The Living Archaeological Site of Homolovi State Park

January 28, 2021By Amy

Located just outside Winslow, Arizona, Homolovi State Park offers many opportunities for hiking, camping, and bird watching along with numerous historical exhibits and interpretive programs. The meat of the park is a grouping of archaeological sites, or pueblo ruins of varying prehistoric people.

History of Homolovi

The area of Homolovi is thought to have been occupied between 1260 and 1400 AD by ancestral Hopi as well as other prehistoric people. The name Homolovi translates to “place of the little hills” and is what the Hopi called the area. The Hopi people consider the residents their ancestors and refer to them as Hisat'sinom or “long ago people”. Another name commonly attributed to the people is Anasazi, a word given by the Navajo meaning "ancient enemies". Modern Hopi are not fond of this name and prefer it not be used.

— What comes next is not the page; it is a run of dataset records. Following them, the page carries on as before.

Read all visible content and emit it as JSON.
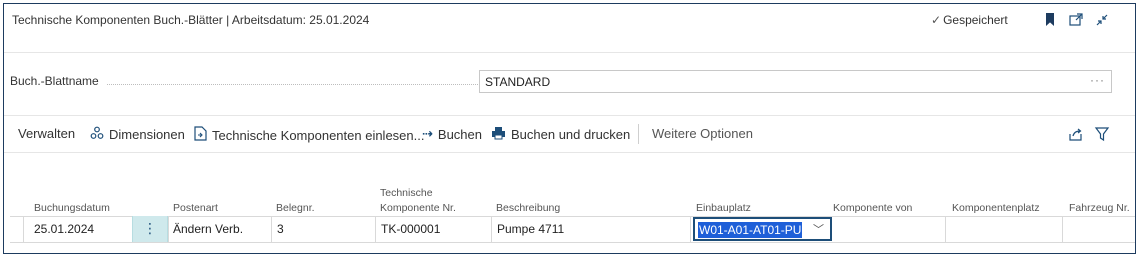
{
  "titlebar": {
    "title": "Technische Komponenten Buch.-Blätter | Arbeitsdatum: 25.01.2024",
    "saved": "Gespeichert",
    "icons": [
      "bookmark-icon",
      "popout-icon",
      "collapse-icon"
    ]
  },
  "field": {
    "label": "Buch.-Blattname",
    "value": "STANDARD",
    "more": "···"
  },
  "actions": {
    "manage": "Verwalten",
    "dimensions": "Dimensionen",
    "import": "Technische Komponenten einlesen...",
    "post": "Buchen",
    "post_print": "Buchen und drucken",
    "more_options": "Weitere Optionen"
  },
  "grid": {
    "headers": {
      "posting_date": "Buchungsdatum",
      "entry_type": "Postenart",
      "doc_no": "Belegnr.",
      "component_no_1": "Technische",
      "component_no_2": "Komponente Nr.",
      "description": "Beschreibung",
      "install_place": "Einbauplatz",
      "component_of": "Komponente von",
      "component_place": "Komponentenplatz",
      "vehicle_no": "Fahrzeug Nr."
    },
    "rows": [
      {
        "posting_date": "25.01.2024",
        "entry_type": "Ändern Verb.",
        "doc_no": "3",
        "component_no": "TK-000001",
        "description": "Pumpe 4711",
        "install_place": "W01-A01-AT01-PU",
        "component_of": "",
        "component_place": "",
        "vehicle_no": ""
      }
    ]
  }
}
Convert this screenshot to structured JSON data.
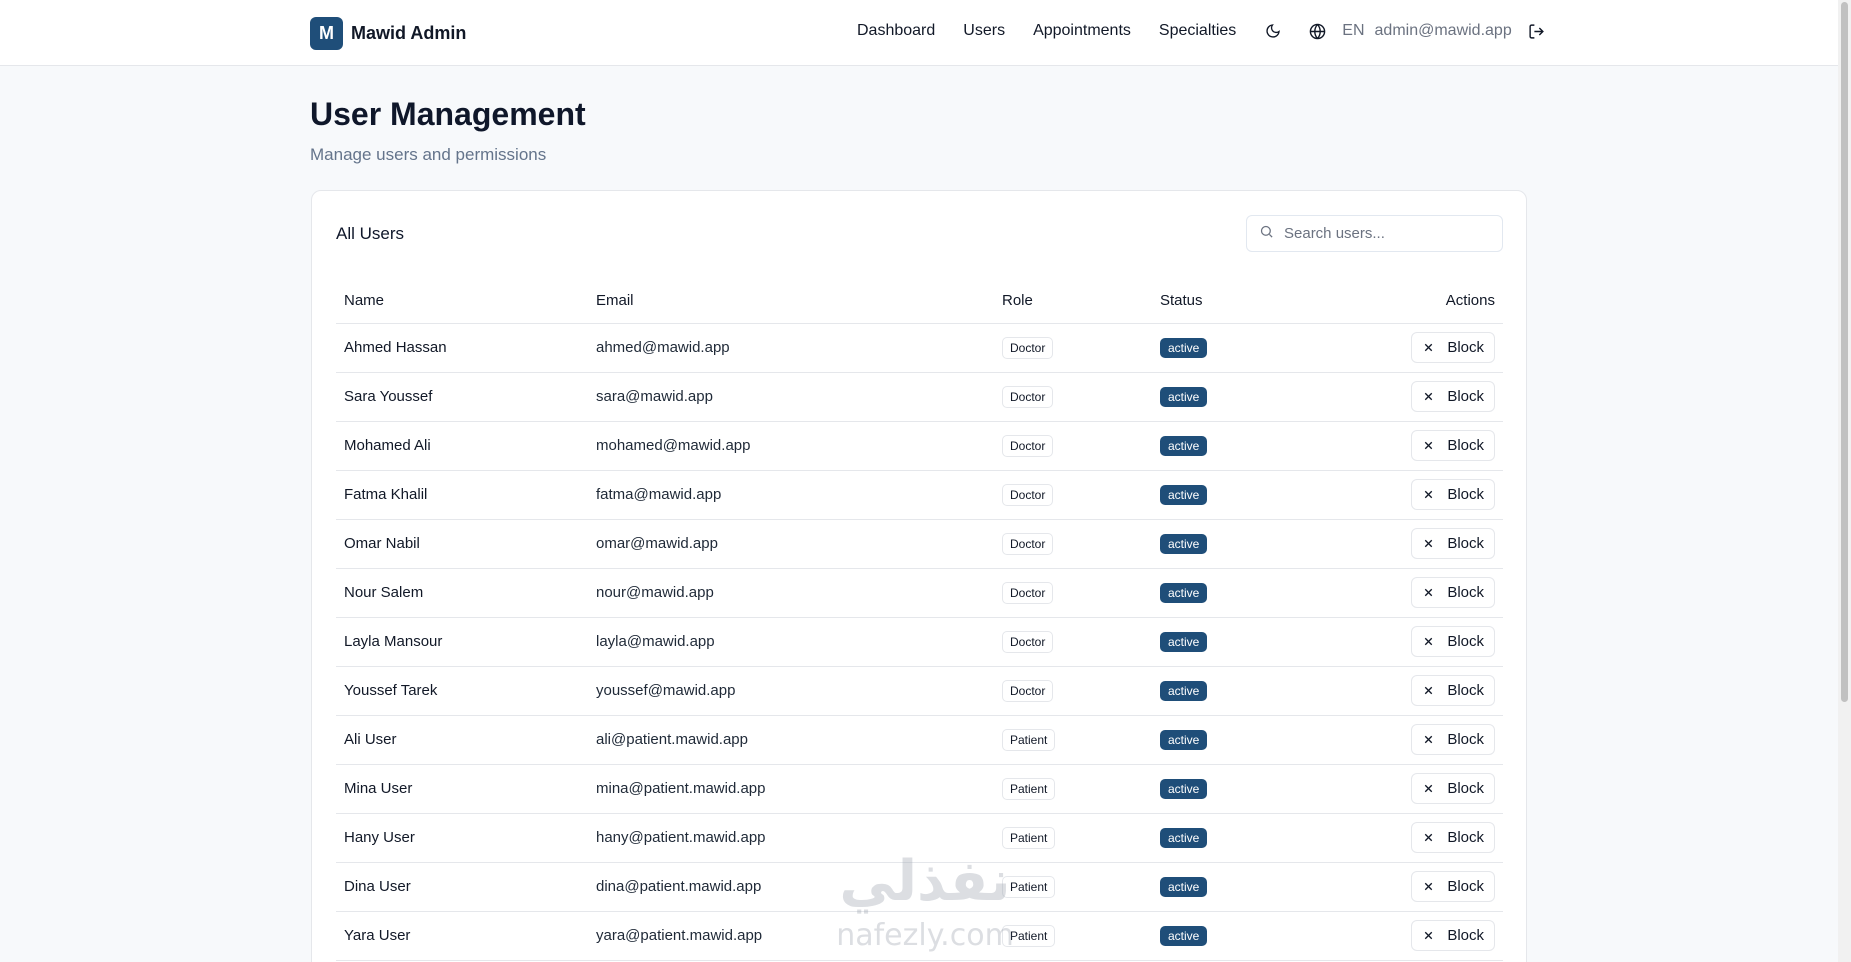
{
  "brand": {
    "logo_letter": "M",
    "name": "Mawid Admin"
  },
  "nav": {
    "links": [
      "Dashboard",
      "Users",
      "Appointments",
      "Specialties"
    ],
    "language": "EN",
    "user_email": "admin@mawid.app",
    "icons": [
      "moon-icon",
      "globe-icon",
      "logout-icon"
    ]
  },
  "page": {
    "title": "User Management",
    "subtitle": "Manage users and permissions"
  },
  "card": {
    "title": "All Users",
    "search_placeholder": "Search users...",
    "columns": [
      "Name",
      "Email",
      "Role",
      "Status",
      "Actions"
    ],
    "action_label": "Block",
    "rows": [
      {
        "name": "Ahmed Hassan",
        "email": "ahmed@mawid.app",
        "role": "Doctor",
        "status": "active"
      },
      {
        "name": "Sara Youssef",
        "email": "sara@mawid.app",
        "role": "Doctor",
        "status": "active"
      },
      {
        "name": "Mohamed Ali",
        "email": "mohamed@mawid.app",
        "role": "Doctor",
        "status": "active"
      },
      {
        "name": "Fatma Khalil",
        "email": "fatma@mawid.app",
        "role": "Doctor",
        "status": "active"
      },
      {
        "name": "Omar Nabil",
        "email": "omar@mawid.app",
        "role": "Doctor",
        "status": "active"
      },
      {
        "name": "Nour Salem",
        "email": "nour@mawid.app",
        "role": "Doctor",
        "status": "active"
      },
      {
        "name": "Layla Mansour",
        "email": "layla@mawid.app",
        "role": "Doctor",
        "status": "active"
      },
      {
        "name": "Youssef Tarek",
        "email": "youssef@mawid.app",
        "role": "Doctor",
        "status": "active"
      },
      {
        "name": "Ali User",
        "email": "ali@patient.mawid.app",
        "role": "Patient",
        "status": "active"
      },
      {
        "name": "Mina User",
        "email": "mina@patient.mawid.app",
        "role": "Patient",
        "status": "active"
      },
      {
        "name": "Hany User",
        "email": "hany@patient.mawid.app",
        "role": "Patient",
        "status": "active"
      },
      {
        "name": "Dina User",
        "email": "dina@patient.mawid.app",
        "role": "Patient",
        "status": "active"
      },
      {
        "name": "Yara User",
        "email": "yara@patient.mawid.app",
        "role": "Patient",
        "status": "active"
      }
    ]
  },
  "watermark": {
    "text_arabic": "نفذلي",
    "text_latin": "nafezly.com"
  },
  "colors": {
    "accent": "#1f4e79",
    "background": "#f7f9fb",
    "muted_text": "#64748b"
  }
}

Much like many other prehistoric sites that we have visited, the location of the site is key. It is located in what is called the floodplain of the Little Colorado River. The proximity to water allowed for irrigation and the growing of crops by the residents. Commonly grown crops were cotton, corn, beans and squash.

Life flourished for the people here. Due to the river water that ran through, animals would gather making hunting plentiful and supplying the people living in the area with abundant food sources. Deer, elk, rabbits and fish were common staples of their diet.

Male figure looking at rock wall ruins

Eventually the residents of these pueblos migrated northward.  As with many migrations in the area it isn’t entirely known what the reasons were. There is not much evidence of conflict in the area so many leading reasons could be climate or economic changes. 

Despite their disappearance, many remnants were left behind for visitors to learn from and this park has that in spades. It is truly a fascinating and educational look at the rich history of the area and the people who called it home.

Establishing the Park

Homolovi State Park was established in 1986. Prior to the park’s establishment much damage and destruction took place by collectors coming into the area and leaving with artifacts. In the 1960s there was also an unfortunate incident when a backhoe was used to dig up burials and kivas. In order to protect the land and preserve history a board was created to acquire land and create a park for visitors.

Looking down into stone kiva

In 1993 the park officially opened as Homolovi Ruins State Park. The park remained open to the public until 2010 when funding was cut. The name of the park was one that the Hopi tribe found to be inaccurate and took issue with as they considered the Homolovi area to still be alive. The tribe eventually lobbied the Arizona State Parks Board and the word “ruins” was dropped from the name. In 2011 the park reopened under the name Homolovi State Park.

Experiencing the Park

Of the ruins left behind, two are open to the public - Homolovi I and Homolovi II. Homolovi I is a ¼ mile dirt trail that leads to the site. Along the way one can find loads of pottery fragments. It cannot be understated just how many pieces of pottery there are. Hopefully it goes without saying that this is very much still an archaeological site and all pieces are not souvenirs and should remain where they are. That said, you can find interesting clusters of pottery with what appears to be painting styles commonly seen by inhabitants of Hopi Mesas not far away. At the end of the trail are a few excavated walls made of stone.

Homolovi II is a little longer of a trail at ½ mile, however, this trail is paved and wheelchair accessible. This site is the largest in the area and once contained an estimation of 1200 to 2000 rooms. Much of these rooms are not excavated and still lie under dirt. However, there are a few kivas and rooms that have been unearthed which can set the imagination off when you see them and envision the hundreds more that are not visible.

Closeup of hand holding painted pottery fragment

Homolovi State Park has a few other trails for hiking but in general this is a park meant for history and not physical activity. Of the trails available is the Nasungvö Trail. This 1.2 mile trail is not paved and stretches between the Visitor Center and the nearby campground. (If you’re interested in information about Homolovi State Park Campground, be sure to check out our video or webpage for more information!)

The Diné Trail is a 1 and ½ mile out and back dirt trail that ends at Diné Point, an amazing overlook.  One of the finer trails is the Tsu Vö Trail. Tsu Vö translates to “path of the rattlesnake” in Hopi. This ½ mile loop trail leads near boulders and through two buttes. If you’re observant one may even see petroglyphs on nearby rocks.

Spiral shaped petroglpyh in a boulder

Inside the Visitor Center is a museum which explains much of the archaeology in the area and the life, history and tradition of the ancient residents. Exhibits include examples of pottery, carvings, tools and other artwork.

As if that wasn’t enough, there is also Winslow Homolovi Observatory that is open for solar and star parties. Regular astronomy events are held monthly and other events occur throughout the year.

Interested in learning more about Homolovi State Park? Consider checking out our video, or get directions, pricing info, hours of operation and much more on our information page. Links below.

Camping Near Homolovi State Park